#### [Entries shown]
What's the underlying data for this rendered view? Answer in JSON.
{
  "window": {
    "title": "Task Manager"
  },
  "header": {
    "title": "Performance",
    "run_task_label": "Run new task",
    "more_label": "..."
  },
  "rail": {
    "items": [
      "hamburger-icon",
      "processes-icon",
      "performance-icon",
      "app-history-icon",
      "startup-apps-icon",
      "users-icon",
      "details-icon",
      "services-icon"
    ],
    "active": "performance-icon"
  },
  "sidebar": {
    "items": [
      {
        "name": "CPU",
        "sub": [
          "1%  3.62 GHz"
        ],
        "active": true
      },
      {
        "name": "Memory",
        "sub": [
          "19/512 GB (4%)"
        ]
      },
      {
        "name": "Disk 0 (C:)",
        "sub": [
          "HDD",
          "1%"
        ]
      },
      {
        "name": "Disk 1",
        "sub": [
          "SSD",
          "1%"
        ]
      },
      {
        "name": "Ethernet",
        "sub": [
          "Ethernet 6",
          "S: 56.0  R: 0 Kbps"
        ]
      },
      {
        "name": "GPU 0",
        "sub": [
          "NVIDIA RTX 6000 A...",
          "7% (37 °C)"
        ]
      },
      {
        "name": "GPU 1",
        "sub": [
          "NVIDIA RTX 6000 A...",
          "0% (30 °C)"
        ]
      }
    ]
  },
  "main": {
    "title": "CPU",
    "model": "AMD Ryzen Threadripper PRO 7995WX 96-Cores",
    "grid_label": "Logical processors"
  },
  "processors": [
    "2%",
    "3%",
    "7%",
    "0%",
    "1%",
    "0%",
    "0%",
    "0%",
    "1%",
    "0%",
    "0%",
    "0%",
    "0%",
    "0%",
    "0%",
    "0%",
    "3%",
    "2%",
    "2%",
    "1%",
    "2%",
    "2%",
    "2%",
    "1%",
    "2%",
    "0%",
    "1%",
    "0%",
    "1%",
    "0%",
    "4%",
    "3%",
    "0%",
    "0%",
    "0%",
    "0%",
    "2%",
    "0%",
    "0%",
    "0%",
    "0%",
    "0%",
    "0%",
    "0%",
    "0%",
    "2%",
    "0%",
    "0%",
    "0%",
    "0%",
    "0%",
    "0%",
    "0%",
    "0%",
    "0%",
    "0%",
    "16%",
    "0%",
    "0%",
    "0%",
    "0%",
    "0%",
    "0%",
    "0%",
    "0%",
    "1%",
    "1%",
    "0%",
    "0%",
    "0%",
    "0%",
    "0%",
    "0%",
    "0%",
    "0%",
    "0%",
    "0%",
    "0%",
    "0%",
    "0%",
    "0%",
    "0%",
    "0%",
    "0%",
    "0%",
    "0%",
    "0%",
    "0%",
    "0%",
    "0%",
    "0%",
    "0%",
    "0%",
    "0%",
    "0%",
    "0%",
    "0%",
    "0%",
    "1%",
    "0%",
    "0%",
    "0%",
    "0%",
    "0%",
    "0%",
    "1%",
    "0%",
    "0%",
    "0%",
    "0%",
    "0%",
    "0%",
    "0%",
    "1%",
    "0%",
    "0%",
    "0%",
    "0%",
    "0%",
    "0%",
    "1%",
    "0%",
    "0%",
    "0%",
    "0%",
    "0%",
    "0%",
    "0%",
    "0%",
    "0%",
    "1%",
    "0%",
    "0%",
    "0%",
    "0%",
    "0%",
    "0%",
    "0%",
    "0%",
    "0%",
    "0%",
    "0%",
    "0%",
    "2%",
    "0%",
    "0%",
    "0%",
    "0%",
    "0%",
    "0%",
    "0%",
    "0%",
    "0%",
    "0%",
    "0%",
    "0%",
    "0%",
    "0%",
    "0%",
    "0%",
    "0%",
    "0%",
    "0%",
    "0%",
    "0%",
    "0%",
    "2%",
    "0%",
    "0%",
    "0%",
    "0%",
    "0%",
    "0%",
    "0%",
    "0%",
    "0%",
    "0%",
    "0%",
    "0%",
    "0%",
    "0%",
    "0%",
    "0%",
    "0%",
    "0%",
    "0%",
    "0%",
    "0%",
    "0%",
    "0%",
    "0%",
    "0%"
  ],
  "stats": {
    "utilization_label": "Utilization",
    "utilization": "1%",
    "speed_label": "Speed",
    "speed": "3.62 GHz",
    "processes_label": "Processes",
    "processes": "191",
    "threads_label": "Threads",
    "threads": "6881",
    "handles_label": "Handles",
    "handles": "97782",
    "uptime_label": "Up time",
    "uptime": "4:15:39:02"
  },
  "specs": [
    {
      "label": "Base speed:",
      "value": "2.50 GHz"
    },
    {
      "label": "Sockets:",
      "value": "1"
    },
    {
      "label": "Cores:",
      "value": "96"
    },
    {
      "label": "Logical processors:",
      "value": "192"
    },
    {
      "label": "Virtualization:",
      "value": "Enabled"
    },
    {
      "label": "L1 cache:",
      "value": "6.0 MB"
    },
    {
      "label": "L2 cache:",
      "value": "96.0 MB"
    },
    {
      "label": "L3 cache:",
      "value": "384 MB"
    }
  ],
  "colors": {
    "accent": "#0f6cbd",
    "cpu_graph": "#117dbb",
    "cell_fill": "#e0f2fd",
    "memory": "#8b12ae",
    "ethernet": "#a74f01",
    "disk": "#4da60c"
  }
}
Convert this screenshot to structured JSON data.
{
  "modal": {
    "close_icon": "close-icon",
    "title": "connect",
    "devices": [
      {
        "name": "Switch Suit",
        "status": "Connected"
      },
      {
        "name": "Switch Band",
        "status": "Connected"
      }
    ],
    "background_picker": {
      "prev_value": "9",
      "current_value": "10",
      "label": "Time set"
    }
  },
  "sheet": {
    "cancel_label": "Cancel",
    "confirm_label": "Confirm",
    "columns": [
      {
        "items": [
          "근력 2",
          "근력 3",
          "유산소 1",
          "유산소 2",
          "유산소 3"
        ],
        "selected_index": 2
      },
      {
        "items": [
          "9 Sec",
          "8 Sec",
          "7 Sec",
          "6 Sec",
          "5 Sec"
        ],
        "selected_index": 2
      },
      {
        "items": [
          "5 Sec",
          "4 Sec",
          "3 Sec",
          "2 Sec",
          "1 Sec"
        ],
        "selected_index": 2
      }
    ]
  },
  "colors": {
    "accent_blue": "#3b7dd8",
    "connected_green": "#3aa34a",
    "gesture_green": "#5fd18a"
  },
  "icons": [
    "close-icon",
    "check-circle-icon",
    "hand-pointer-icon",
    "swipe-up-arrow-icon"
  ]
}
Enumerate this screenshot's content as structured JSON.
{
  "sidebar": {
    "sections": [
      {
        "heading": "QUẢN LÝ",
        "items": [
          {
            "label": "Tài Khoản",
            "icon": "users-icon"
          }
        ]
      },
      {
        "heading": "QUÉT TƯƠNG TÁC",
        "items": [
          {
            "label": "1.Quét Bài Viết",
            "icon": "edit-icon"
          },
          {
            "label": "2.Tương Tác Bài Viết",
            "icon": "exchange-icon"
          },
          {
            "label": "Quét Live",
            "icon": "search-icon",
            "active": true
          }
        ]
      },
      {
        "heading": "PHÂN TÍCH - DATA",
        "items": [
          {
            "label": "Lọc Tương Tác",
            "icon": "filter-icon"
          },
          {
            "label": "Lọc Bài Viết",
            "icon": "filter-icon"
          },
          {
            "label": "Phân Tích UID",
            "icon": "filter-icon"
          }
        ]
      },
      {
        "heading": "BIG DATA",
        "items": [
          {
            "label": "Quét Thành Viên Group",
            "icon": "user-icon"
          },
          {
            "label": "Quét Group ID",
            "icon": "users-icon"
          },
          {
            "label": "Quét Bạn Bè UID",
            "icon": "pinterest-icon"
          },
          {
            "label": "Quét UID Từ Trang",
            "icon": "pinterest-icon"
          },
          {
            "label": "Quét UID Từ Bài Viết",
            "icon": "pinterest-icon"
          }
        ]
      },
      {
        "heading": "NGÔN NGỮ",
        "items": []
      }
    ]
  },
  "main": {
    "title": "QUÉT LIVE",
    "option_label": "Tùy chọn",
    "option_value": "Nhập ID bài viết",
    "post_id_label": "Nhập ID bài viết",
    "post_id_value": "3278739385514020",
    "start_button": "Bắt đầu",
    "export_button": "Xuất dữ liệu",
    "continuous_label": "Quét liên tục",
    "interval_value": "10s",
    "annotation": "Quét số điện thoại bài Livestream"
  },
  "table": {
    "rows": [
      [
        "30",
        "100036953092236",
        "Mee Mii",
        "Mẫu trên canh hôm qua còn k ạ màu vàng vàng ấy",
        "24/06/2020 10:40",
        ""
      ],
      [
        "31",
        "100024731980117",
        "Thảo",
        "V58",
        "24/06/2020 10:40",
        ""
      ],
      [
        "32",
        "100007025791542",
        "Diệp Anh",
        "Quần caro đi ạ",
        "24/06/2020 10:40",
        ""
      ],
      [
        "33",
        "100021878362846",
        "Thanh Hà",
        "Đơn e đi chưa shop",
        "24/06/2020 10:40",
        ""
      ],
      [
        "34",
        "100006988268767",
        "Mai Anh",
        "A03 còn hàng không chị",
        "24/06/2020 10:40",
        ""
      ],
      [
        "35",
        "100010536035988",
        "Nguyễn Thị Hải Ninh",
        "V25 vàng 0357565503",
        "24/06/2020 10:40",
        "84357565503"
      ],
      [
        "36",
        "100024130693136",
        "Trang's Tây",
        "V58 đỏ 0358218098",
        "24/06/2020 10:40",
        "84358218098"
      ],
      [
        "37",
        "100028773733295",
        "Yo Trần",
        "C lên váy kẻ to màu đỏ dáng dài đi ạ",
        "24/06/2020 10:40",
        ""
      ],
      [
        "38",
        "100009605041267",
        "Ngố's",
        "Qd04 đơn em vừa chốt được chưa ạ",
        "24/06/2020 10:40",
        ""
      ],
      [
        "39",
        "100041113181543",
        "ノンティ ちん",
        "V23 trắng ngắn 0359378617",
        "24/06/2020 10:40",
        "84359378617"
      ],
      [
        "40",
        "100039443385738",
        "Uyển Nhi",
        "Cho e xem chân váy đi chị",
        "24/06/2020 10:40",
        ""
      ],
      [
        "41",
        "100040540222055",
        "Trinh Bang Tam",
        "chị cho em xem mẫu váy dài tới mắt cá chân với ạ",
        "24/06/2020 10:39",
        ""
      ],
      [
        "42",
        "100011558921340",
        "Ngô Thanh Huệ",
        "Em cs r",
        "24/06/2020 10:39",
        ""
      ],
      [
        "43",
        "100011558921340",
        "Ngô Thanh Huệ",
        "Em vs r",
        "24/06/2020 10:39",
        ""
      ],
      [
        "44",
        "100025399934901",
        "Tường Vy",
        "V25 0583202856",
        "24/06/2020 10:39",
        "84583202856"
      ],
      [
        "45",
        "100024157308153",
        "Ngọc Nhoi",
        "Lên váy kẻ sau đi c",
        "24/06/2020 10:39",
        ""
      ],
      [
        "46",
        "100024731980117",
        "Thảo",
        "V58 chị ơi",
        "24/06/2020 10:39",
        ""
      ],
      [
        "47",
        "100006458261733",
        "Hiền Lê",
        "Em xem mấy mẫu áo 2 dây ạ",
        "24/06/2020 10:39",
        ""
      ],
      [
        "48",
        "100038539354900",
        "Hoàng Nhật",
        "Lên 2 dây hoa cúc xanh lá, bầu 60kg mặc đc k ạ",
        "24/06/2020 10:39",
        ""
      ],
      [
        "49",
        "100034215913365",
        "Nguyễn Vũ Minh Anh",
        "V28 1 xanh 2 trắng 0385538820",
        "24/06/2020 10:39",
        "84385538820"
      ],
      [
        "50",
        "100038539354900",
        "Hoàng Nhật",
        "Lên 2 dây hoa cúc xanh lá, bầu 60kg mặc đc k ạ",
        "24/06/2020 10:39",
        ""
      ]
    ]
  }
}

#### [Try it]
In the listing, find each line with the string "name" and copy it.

#### [Result]
        "name": "CPU",
        "name": "Memory",
        "name": "Disk 0 (C:)",
        "name": "Disk 1",
        "name": "Ethernet",
        "name": "GPU 0",
        "name": "GPU 1",
        "name": "Switch Suit",
        "name": "Switch Band",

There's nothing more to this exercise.